*INSTRUCTIONS FOR THE TASK*.
Although the records contain pictures, only their text should be repeated, exactly as it stands.

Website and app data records
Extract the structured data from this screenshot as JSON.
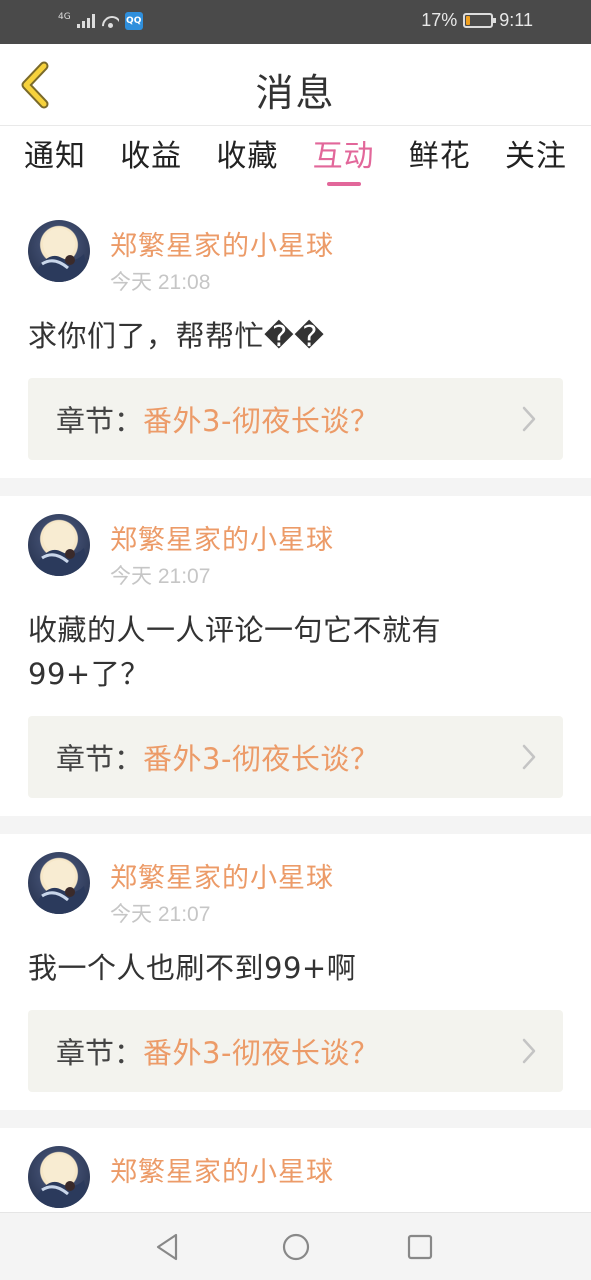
{
  "status_bar": {
    "network": "4G",
    "app_badge": "QQ",
    "battery_percent": "17%",
    "battery_level": 0.17,
    "time": "9:11"
  },
  "header": {
    "title": "消息",
    "back_icon": "chevron-left-icon"
  },
  "tabs": [
    {
      "label": "通知"
    },
    {
      "label": "收益"
    },
    {
      "label": "收藏"
    },
    {
      "label": "互动",
      "active": true
    },
    {
      "label": "鲜花"
    },
    {
      "label": "关注"
    }
  ],
  "colors": {
    "accent": "#e2679a",
    "author": "#ec9b68",
    "chapter_bg": "#f3f3ee"
  },
  "messages": [
    {
      "author": "郑繁星家的小星球",
      "time": "今天 21:08",
      "comment": "求你们了，帮帮忙��",
      "chapter_label": "章节：",
      "chapter_title": "番外3-彻夜长谈？"
    },
    {
      "author": "郑繁星家的小星球",
      "time": "今天 21:07",
      "comment": "收藏的人一人评论一句它不就有99+了？",
      "chapter_label": "章节：",
      "chapter_title": "番外3-彻夜长谈？"
    },
    {
      "author": "郑繁星家的小星球",
      "time": "今天 21:07",
      "comment": "我一个人也刷不到99+啊",
      "chapter_label": "章节：",
      "chapter_title": "番外3-彻夜长谈？"
    },
    {
      "author": "郑繁星家的小星球"
    }
  ],
  "nav": {
    "back_icon": "triangle-back-icon",
    "home_icon": "circle-home-icon",
    "recents_icon": "square-recents-icon"
  }
}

*REPLY TO THE EXERCISE*.
Extract the structured data from this screenshot as JSON.
{
  "status_bar": {
    "network": "4G",
    "app_badge": "QQ",
    "battery_percent": "17%",
    "battery_level": 0.17,
    "time": "9:11"
  },
  "header": {
    "title": "消息",
    "back_icon": "chevron-left-icon"
  },
  "tabs": [
    {
      "label": "通知"
    },
    {
      "label": "收益"
    },
    {
      "label": "收藏"
    },
    {
      "label": "互动",
      "active": true
    },
    {
      "label": "鲜花"
    },
    {
      "label": "关注"
    }
  ],
  "colors": {
    "accent": "#e2679a",
    "author": "#ec9b68",
    "chapter_bg": "#f3f3ee"
  },
  "messages": [
    {
      "author": "郑繁星家的小星球",
      "time": "今天 21:08",
      "comment": "求你们了，帮帮忙��",
      "chapter_label": "章节：",
      "chapter_title": "番外3-彻夜长谈？"
    },
    {
      "author": "郑繁星家的小星球",
      "time": "今天 21:07",
      "comment": "收藏的人一人评论一句它不就有99+了？",
      "chapter_label": "章节：",
      "chapter_title": "番外3-彻夜长谈？"
    },
    {
      "author": "郑繁星家的小星球",
      "time": "今天 21:07",
      "comment": "我一个人也刷不到99+啊",
      "chapter_label": "章节：",
      "chapter_title": "番外3-彻夜长谈？"
    },
    {
      "author": "郑繁星家的小星球"
    }
  ],
  "nav": {
    "back_icon": "triangle-back-icon",
    "home_icon": "circle-home-icon",
    "recents_icon": "square-recents-icon"
  }
}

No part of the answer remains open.